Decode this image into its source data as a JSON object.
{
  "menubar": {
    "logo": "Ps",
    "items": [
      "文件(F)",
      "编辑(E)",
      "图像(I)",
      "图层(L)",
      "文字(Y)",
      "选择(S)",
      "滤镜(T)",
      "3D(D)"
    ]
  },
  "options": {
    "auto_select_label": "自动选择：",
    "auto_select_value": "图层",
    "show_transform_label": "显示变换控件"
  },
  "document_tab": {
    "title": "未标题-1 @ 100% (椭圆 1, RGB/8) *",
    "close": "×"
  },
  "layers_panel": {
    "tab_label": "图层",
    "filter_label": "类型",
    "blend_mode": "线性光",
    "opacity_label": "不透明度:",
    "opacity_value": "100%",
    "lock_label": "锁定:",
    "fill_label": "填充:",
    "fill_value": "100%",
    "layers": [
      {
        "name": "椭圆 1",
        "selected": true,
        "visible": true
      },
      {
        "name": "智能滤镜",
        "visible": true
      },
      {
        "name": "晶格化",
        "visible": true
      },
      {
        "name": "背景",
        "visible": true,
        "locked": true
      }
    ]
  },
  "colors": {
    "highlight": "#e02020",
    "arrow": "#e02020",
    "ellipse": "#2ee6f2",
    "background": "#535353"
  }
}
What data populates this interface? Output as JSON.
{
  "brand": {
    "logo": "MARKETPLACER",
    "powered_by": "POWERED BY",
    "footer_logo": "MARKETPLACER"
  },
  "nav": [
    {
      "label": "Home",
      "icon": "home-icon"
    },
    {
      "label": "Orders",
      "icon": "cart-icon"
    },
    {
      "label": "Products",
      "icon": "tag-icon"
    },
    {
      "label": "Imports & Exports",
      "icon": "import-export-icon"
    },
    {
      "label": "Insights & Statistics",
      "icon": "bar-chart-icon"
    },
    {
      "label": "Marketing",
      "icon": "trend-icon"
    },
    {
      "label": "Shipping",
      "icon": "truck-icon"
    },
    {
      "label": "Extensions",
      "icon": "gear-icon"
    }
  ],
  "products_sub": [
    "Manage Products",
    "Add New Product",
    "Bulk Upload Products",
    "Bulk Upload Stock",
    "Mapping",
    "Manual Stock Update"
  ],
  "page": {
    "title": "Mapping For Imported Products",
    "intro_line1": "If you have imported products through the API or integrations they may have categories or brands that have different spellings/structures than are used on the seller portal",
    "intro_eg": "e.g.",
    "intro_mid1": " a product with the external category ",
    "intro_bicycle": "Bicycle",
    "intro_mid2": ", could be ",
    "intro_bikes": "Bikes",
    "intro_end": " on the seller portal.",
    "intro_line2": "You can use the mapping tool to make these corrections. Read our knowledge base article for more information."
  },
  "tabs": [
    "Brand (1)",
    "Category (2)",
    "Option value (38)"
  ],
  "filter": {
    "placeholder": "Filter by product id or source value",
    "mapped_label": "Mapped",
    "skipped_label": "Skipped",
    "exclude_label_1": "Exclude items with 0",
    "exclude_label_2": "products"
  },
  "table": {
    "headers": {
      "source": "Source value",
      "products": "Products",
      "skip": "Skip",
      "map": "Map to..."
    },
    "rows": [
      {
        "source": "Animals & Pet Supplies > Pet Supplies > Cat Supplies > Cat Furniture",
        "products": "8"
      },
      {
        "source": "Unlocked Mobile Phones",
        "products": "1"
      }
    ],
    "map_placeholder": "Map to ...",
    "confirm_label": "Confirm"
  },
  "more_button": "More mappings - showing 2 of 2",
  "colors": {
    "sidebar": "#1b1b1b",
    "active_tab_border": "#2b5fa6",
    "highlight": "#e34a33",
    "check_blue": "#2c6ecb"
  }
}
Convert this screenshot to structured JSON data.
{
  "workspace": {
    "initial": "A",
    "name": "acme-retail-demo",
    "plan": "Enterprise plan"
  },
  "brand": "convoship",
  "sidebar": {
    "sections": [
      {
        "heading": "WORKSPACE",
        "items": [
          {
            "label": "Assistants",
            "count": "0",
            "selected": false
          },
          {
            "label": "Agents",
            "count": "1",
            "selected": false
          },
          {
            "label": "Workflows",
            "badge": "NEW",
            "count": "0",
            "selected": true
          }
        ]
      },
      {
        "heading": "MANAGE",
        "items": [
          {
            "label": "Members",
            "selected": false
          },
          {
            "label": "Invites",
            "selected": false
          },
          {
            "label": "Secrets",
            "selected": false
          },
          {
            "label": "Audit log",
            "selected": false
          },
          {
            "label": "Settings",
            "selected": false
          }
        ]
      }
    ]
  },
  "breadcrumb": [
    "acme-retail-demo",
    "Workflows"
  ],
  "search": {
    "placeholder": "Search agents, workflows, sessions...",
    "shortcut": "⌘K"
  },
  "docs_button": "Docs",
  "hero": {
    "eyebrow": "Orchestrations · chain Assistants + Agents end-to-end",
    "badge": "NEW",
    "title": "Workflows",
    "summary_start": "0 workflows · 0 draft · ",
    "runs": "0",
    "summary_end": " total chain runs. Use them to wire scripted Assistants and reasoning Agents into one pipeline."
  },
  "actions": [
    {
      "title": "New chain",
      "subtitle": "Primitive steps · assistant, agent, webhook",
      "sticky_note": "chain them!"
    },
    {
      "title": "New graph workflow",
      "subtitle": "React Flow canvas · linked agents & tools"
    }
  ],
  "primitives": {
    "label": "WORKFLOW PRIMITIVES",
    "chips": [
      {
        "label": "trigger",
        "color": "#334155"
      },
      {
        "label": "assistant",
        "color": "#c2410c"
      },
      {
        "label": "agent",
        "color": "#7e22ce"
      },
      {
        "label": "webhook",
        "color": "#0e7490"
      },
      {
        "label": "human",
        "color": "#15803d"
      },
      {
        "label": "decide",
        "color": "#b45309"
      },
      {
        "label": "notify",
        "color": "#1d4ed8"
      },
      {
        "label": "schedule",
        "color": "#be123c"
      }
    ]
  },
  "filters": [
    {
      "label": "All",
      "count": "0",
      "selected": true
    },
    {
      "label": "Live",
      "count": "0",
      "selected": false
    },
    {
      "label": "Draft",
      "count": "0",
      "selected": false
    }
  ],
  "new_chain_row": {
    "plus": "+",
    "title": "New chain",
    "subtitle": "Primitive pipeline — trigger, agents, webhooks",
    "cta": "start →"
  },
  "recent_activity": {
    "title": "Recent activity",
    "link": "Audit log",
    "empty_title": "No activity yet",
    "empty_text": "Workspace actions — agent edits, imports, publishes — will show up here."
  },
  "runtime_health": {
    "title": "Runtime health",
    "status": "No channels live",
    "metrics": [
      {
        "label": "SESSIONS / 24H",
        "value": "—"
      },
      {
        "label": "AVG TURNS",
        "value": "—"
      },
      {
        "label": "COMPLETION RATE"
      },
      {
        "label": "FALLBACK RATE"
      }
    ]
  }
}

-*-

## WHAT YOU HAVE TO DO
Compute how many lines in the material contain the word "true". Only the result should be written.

## RESPONSE
8